Here, his concerns are the same: In spirit and goal, Shteyngart evokes and indeed namechecks Joseph Heller and Evelyn Waugh and more than bears the comparison. Absurdistan’s closest spiritual brother, however, is John Kennedy Toole’s A Confederacy of Dunces, with its over-sized, flatulent hero Ignatius J Reilly, whose incompetence at handling modern life is matched only by his supreme unawareness of that incompetence.


Misha is an endless body of need with “enormous flounder lips cleansed hourly by vodka” and a severely scarred “khui” resulting from a botched, late-in-life circumcision, including a patch that is “a vivid evocation of the bombing of Dresden”. All of which could have been unbearable had Shteyngart not given him a voice so rich and exuberantly funny. Of gold-digging relatives at his father’s funeral, he tells us: During the thirties and forties, Stalin had killed half my family.


Arguably the wrong half. Shteyngart’s writing is so consistently good, in fact, that it’s hard to resist the temptation to quote it at length. One of Misha’s misguided projects is “Misha’s Children”, basically throwing money at as many hopeless orphans as he can find, including a group he sees waiting to cross the road in St Petersburg:.

But even with my largesse, I could see nothing positive befalling them. A temporary respite from alcoholism, harlotry, heart disease and depression. It would make more sense to have sex with their teacher and buy her a refrigerator.

Although the book remains surprisingly upbeat, it is to Shteyngart’s eternal credit that he absurdidtan to look away when things get absurdistaj ugly. There are darker hints lurking in Misha’s descriptions of his father, and the insulation from the world that his fat provides might also be a layer of protection for a far more personal hurt, the hurt of a body that’s been violated.

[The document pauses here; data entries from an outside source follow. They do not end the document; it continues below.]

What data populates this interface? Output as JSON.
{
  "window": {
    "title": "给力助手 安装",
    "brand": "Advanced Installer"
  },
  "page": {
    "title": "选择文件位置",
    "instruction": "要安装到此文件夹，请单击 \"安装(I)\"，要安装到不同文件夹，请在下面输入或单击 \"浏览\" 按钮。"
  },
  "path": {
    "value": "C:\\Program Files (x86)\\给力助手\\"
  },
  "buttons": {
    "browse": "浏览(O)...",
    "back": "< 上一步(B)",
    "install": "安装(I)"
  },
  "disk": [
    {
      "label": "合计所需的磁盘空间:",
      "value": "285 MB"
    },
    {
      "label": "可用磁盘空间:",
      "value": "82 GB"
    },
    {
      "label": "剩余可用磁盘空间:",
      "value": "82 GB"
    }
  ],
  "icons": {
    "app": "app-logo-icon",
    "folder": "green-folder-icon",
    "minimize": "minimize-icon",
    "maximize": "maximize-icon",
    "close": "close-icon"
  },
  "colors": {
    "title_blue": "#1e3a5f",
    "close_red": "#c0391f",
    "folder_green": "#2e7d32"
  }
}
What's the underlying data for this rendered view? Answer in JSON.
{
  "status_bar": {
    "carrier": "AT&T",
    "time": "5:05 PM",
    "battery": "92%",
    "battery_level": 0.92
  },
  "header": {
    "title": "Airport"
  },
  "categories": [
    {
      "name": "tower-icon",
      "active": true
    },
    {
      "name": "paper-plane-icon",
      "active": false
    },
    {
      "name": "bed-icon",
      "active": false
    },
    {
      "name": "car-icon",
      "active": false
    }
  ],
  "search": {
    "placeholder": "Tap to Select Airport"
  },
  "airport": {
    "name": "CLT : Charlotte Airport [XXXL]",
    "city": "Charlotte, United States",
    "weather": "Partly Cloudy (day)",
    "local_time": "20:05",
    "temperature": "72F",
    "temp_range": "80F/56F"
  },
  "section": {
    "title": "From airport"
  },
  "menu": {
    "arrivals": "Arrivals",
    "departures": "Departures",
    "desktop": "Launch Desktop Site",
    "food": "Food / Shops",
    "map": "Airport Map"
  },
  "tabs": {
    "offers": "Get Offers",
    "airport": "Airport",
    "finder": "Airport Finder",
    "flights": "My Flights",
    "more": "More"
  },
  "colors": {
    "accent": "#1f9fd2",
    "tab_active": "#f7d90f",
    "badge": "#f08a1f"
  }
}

Near the end of the novel, Misha has a spectacularly unpleasant encounter with a Sevo refugee and her young daughter.


The mother, almost automatically, offers her child to Misha for sex in exchange for protection. Misha’s reaction is shockingly violent and Shteyngart sucker-punches us with a perfectly timed reminder that, laugh though we may, the world is really like this, absurdistaan into pieces, running out of resources, and that now that there is nothing left to pillage, we have no choice but to eat ourselves.

In fact, as with all gry the very best satires, it’s only a matter of time, maybe even months, maybe even days, before we won’t be able to regard this as a satire at all. One of Misha’s misguided projects is “Misha’s Children”, basically throwing money at as many hopeless orphans as he can find, including a group he sees waiting to cross abssurdistan road in St Petersburg: Fiction Patrick Ness Gary Shteyngart reviews.